Exercise prompt = Starting at the line that contains "What's the underlying", output each line exactly as written through the end of the listing below, but leave out the pictures.

Records for this task =
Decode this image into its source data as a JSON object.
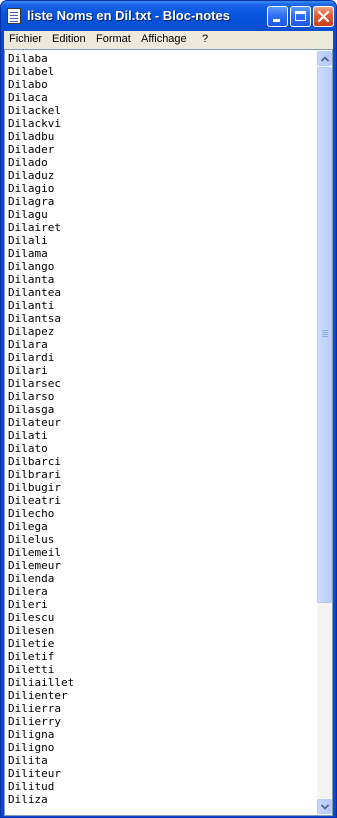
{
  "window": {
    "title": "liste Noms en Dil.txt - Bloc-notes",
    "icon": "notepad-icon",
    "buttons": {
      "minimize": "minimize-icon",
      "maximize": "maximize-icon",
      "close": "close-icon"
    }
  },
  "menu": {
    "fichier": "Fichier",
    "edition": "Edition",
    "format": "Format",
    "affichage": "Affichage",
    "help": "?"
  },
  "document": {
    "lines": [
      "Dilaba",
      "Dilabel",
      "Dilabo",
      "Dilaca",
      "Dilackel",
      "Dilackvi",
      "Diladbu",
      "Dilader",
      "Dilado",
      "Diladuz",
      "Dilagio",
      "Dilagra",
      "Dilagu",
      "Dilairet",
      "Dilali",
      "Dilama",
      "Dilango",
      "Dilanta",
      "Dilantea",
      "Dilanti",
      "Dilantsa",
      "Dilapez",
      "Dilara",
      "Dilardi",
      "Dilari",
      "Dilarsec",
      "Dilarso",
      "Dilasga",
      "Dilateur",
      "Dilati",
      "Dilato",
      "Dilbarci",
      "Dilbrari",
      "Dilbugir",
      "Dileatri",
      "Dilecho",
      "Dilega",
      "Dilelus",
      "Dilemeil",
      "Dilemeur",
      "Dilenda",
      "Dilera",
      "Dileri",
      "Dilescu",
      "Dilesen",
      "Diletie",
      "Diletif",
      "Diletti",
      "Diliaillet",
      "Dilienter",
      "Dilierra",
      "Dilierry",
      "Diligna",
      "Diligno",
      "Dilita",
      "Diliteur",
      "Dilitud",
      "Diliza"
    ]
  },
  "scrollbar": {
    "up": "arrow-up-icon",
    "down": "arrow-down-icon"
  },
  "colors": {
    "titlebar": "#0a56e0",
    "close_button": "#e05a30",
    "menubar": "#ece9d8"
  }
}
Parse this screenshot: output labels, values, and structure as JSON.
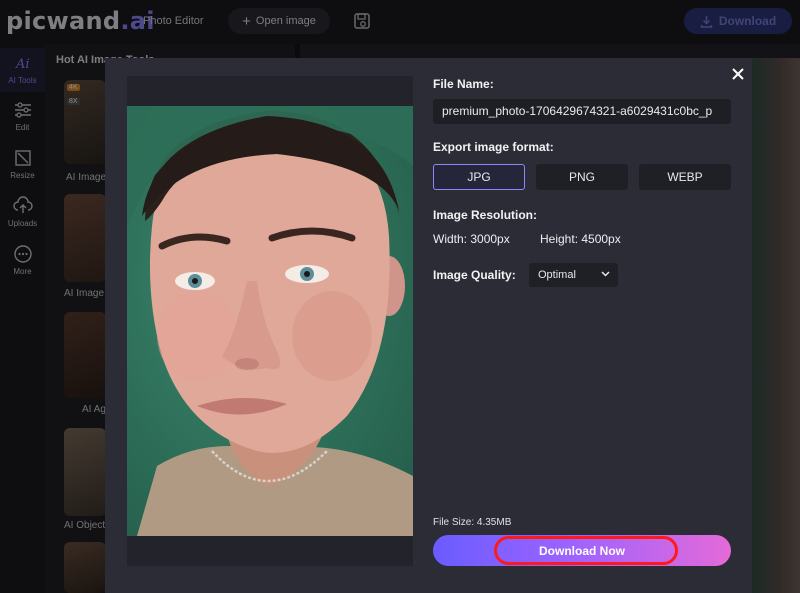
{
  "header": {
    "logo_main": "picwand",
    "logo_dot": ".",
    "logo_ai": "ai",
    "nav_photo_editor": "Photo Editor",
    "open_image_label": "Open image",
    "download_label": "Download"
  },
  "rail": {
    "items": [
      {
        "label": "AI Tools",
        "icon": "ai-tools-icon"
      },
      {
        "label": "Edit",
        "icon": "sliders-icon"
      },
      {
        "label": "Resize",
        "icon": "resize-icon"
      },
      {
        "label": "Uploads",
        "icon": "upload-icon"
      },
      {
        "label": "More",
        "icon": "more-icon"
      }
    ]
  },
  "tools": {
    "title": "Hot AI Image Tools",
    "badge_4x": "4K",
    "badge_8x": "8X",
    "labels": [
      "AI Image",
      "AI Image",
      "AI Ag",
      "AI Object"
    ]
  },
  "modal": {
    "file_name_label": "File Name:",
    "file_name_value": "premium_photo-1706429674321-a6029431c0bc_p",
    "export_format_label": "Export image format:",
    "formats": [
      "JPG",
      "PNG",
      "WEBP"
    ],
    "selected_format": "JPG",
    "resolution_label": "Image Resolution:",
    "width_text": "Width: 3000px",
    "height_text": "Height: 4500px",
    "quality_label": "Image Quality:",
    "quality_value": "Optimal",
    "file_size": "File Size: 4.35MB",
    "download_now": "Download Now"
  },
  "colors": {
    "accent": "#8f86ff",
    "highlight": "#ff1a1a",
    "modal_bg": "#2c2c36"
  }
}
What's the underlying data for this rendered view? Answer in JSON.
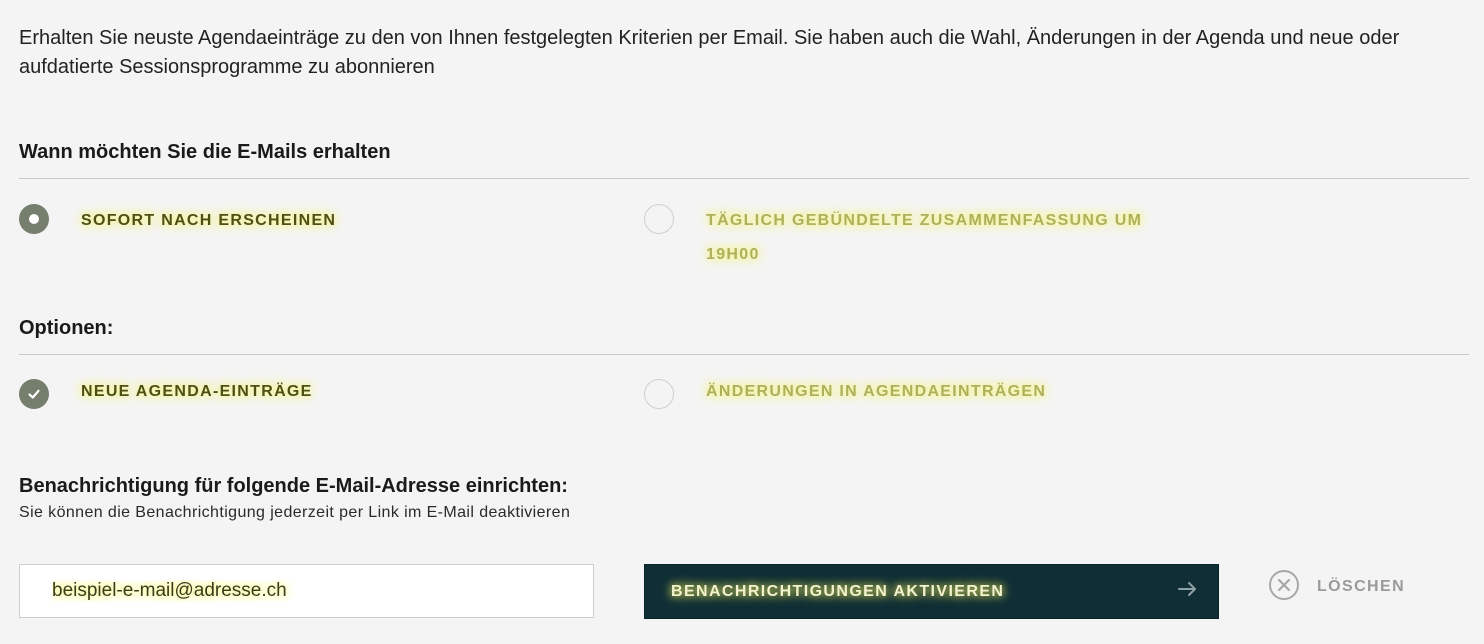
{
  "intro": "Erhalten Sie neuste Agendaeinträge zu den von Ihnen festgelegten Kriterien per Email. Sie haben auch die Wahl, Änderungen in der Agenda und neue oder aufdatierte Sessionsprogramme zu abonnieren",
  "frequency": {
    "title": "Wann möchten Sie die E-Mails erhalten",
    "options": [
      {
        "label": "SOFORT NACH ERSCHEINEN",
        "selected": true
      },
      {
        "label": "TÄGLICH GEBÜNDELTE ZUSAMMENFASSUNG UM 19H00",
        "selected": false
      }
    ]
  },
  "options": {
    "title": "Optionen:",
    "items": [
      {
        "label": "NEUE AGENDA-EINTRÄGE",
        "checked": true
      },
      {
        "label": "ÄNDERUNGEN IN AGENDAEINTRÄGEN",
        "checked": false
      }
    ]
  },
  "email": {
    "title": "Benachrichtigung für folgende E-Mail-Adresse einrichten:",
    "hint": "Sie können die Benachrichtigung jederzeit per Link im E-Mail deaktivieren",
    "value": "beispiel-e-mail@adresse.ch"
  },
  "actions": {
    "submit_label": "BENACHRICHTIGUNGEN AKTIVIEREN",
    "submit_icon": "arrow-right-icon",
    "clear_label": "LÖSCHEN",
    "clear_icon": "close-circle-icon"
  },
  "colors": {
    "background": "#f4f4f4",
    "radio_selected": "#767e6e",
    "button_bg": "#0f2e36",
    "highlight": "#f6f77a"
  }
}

Expected answer =
What's the underlying data for this rendered view? Answer in JSON.
{
  "intro": "Erhalten Sie neuste Agendaeinträge zu den von Ihnen festgelegten Kriterien per Email. Sie haben auch die Wahl, Änderungen in der Agenda und neue oder aufdatierte Sessionsprogramme zu abonnieren",
  "frequency": {
    "title": "Wann möchten Sie die E-Mails erhalten",
    "options": [
      {
        "label": "SOFORT NACH ERSCHEINEN",
        "selected": true
      },
      {
        "label": "TÄGLICH GEBÜNDELTE ZUSAMMENFASSUNG UM 19H00",
        "selected": false
      }
    ]
  },
  "options": {
    "title": "Optionen:",
    "items": [
      {
        "label": "NEUE AGENDA-EINTRÄGE",
        "checked": true
      },
      {
        "label": "ÄNDERUNGEN IN AGENDAEINTRÄGEN",
        "checked": false
      }
    ]
  },
  "email": {
    "title": "Benachrichtigung für folgende E-Mail-Adresse einrichten:",
    "hint": "Sie können die Benachrichtigung jederzeit per Link im E-Mail deaktivieren",
    "value": "beispiel-e-mail@adresse.ch"
  },
  "actions": {
    "submit_label": "BENACHRICHTIGUNGEN AKTIVIEREN",
    "submit_icon": "arrow-right-icon",
    "clear_label": "LÖSCHEN",
    "clear_icon": "close-circle-icon"
  },
  "colors": {
    "background": "#f4f4f4",
    "radio_selected": "#767e6e",
    "button_bg": "#0f2e36",
    "highlight": "#f6f77a"
  }
}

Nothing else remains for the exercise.